Now, with the European Union making good on their promise to place us on the blacklist after the government led us to believe they’d taken the necessary steps to curtail such a scenario – here we are again doubting their word and unclear how we will be affected.
As the government will now have to explain to the Bahamian people why the passing of the Automatic Exchange of Financial Account Information Amendment Bill, 2017; Automatic Exchange of Financial Account Information Amendment Regulations, 2017, and the International Tax Cooperation Amendment Bill, 2017 did not help us avoid the blacklist, we hope they can walk and chew gum at the same time.
The citizenry still wants the government to execute on immigration, stimulate economic activity through deals that are good for the Bahamian people, and govern the country well – most importantly, come to the fore on Oban. Hopefully, they do not use the headline-grabbing drama at WSC and the uncertainty associated with being blacklisted as an opportunity to sweep Oban under the rug.
As we have seen before, dangerous precedents can be set when governments are allowed to run the country as they please. The lack of a strong opposition places the responsibility on all the Bahamian people to set aside political party allegiance and hold this government accountable.
Governing is not supposed to be an easy job. Thus, it is incumbent upon us to ensure we are deriving the optimal value out of our elected members of government.
Every indiscretion we’ve witnessed – be it scandals or secret deals – we also play an integral role in allowing our government to carry on with the nonsense they’ve grown so accustomed to.

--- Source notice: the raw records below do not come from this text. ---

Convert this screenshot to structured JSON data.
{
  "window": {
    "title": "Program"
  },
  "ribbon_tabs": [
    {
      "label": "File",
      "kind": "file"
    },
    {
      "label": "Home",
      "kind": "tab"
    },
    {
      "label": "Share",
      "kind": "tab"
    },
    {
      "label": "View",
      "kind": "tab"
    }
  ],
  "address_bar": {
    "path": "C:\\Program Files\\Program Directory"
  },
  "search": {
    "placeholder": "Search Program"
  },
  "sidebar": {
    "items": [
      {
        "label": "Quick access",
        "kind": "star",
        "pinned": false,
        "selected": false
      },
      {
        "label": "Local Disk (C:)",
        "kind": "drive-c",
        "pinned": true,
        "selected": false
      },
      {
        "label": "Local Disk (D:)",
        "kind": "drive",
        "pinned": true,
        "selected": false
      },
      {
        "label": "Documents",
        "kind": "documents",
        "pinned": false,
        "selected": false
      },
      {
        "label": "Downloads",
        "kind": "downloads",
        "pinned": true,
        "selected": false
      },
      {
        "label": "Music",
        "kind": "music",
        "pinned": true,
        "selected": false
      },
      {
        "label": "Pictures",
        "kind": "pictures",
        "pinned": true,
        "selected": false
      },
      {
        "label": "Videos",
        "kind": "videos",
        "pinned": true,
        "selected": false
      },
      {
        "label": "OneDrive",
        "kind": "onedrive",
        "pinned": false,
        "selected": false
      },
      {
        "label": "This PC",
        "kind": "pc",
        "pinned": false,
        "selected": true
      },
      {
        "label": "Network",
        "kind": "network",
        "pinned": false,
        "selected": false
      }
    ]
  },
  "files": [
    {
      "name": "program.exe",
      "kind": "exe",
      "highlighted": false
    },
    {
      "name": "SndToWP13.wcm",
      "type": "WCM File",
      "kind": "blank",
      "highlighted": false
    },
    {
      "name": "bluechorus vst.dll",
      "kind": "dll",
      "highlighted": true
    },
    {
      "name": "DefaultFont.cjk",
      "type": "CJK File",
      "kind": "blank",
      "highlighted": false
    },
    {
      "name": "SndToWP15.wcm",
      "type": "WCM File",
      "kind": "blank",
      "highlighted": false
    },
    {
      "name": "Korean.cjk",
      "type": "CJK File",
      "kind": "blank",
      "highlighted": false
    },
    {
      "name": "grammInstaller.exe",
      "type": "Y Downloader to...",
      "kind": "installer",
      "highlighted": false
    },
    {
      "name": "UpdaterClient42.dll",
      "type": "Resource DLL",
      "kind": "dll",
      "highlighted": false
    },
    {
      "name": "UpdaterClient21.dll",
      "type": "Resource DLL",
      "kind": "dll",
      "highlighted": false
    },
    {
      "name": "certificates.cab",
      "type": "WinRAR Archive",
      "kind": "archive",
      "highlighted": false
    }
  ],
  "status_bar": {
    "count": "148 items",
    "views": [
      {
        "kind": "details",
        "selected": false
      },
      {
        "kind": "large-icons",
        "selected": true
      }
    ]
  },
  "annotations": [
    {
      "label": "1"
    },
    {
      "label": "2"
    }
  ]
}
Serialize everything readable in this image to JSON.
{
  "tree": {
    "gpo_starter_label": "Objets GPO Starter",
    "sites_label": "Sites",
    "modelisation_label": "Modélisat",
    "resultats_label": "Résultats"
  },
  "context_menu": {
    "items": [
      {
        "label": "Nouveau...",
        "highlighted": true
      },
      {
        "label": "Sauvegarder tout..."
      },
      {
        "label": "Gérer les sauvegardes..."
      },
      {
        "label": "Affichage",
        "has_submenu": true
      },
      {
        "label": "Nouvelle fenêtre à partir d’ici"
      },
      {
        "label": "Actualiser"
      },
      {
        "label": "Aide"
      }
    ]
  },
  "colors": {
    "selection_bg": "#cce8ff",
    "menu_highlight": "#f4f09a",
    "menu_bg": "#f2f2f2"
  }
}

We must remember we voted these men and women to do our bidding. Unfortunately, somewhere along the line, this gets lost and we lower the bar on our expectations of good governance.
Perhaps, not until our leaders realise that we mean business, will things change. We thought we made our message clear with the last government. However, the Minnis administration are showing signs they are becoming too comfortable.
Hopefully, if and when he addresses the nation, he approaches us with humility and is honest with the Bahamian people.
He must realise he is receiving poor counsel, as droves of people who have been questioning his aptitude, are also now concerned with his integrity and character.
With every passing week, his stock is plummeting – and fast.